Until house visits were incorporated to Ignacio’s regular duty, years ago, it was out of Ignacio’s sympathy for the veterans and respect for their heroism that inspired him to walk and visit the houses to get fingerprint samples—with or without compensation.
“Some veterans are rich; most are poor. Some would give me money for fare; some wouldn’t. Others would not even bother to give water. But it doesn’t matter. One should be prepared for anything,” he said.
Ignacio recalled entering a foul-smelling house since some of the pensioners were even peeing on their bed out of old age. Some would not even want to be touched, would hit him, shout at him. But others would get fond of him and would not let him go.

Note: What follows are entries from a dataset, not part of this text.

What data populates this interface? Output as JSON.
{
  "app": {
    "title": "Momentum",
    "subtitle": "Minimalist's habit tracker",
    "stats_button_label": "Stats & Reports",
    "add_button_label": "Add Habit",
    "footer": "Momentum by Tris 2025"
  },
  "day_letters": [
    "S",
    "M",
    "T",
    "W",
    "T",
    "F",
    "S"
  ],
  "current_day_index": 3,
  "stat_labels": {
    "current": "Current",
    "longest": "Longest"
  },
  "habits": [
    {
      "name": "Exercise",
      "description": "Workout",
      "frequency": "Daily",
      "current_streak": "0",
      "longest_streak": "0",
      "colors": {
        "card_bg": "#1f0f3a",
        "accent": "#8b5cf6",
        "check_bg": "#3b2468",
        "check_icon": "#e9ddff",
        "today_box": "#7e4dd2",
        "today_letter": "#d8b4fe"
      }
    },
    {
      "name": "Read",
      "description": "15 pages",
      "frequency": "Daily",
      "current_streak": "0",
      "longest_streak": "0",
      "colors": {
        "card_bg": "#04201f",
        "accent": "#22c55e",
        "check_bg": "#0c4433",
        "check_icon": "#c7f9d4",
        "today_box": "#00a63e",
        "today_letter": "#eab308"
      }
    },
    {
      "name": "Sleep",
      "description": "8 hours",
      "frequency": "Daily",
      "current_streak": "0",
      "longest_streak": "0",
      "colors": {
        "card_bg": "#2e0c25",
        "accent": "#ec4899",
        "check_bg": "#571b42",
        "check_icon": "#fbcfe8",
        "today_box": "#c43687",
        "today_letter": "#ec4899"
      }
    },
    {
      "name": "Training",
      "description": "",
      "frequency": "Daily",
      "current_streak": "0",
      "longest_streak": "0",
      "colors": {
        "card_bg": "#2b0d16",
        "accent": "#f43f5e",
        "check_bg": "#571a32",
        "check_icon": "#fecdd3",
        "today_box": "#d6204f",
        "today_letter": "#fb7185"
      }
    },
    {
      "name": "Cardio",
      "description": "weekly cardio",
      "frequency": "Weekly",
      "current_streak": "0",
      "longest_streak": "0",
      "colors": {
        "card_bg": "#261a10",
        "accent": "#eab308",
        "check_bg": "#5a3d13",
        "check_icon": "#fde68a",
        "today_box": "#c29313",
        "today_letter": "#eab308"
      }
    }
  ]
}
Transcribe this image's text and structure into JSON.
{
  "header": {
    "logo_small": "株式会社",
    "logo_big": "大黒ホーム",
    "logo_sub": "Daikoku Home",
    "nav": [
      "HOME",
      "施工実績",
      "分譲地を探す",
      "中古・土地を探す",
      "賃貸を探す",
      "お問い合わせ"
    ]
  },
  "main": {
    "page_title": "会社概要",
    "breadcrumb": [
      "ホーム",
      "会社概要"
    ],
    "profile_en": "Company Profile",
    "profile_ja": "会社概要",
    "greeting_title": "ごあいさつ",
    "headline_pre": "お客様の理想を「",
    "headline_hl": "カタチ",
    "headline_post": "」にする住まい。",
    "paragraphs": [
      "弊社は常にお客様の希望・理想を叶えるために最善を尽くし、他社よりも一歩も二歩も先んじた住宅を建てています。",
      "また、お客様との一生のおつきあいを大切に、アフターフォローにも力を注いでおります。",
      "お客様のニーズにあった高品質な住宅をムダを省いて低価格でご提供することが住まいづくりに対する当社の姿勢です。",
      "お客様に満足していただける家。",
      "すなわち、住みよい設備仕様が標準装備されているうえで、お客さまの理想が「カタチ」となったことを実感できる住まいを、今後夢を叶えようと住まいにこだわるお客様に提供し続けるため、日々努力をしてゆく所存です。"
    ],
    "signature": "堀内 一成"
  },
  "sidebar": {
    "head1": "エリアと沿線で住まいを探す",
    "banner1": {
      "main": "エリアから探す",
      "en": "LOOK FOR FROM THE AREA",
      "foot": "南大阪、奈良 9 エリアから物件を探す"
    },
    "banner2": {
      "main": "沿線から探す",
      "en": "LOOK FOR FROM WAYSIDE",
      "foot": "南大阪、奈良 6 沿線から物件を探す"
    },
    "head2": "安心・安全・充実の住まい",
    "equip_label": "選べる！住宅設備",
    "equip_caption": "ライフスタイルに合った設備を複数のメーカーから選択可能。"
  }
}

“This is my way of giving back to our heroes. They sacrificed their lives and freedom for us. Most of them are in dire and pitiful conditions now. They are very sickly and alone,” he added.
Relying on home visits
Bayani is just one of the 186,860 active pensioners depending on PVAO’s monthly pension and benefits. Most of the veterans are sickly and can no longer walk and rely on Ignacio’s home visits.
As of February 2015, there are 142,358 old-aged veterans who served during the World War II, Korean War and Vietnam War. Eighty-one percent of these pensioners are already surviving spouses. Meanwhile, there are 76,026 postwar veterans (67.4 percent are surviving spouses) who served in the Armed Forces of the Philippines for a minimum of six years. Also given pension are former soldiers of the defunct Philippine Constabulary and those of the Coast Guard and Philippine Army.
These veterans are entitled to retirement pension, educational and P1,200 daily hospitalization benefits at Veterans Memorial Medical Center and P20,000 burial assistance.
According to the PVAO public relations head, Jet Rivera, the spouse and minor children of a veteran killed in action have an additional P1,000 monthly allowance.
Subscribe to INQUIRER PLUS to get access to The Philippine Daily Inquirer & other 70+ titles, share up to 5 gadgets, listen to the news, download as early as 4am & share articles on social media. Call 896 6000.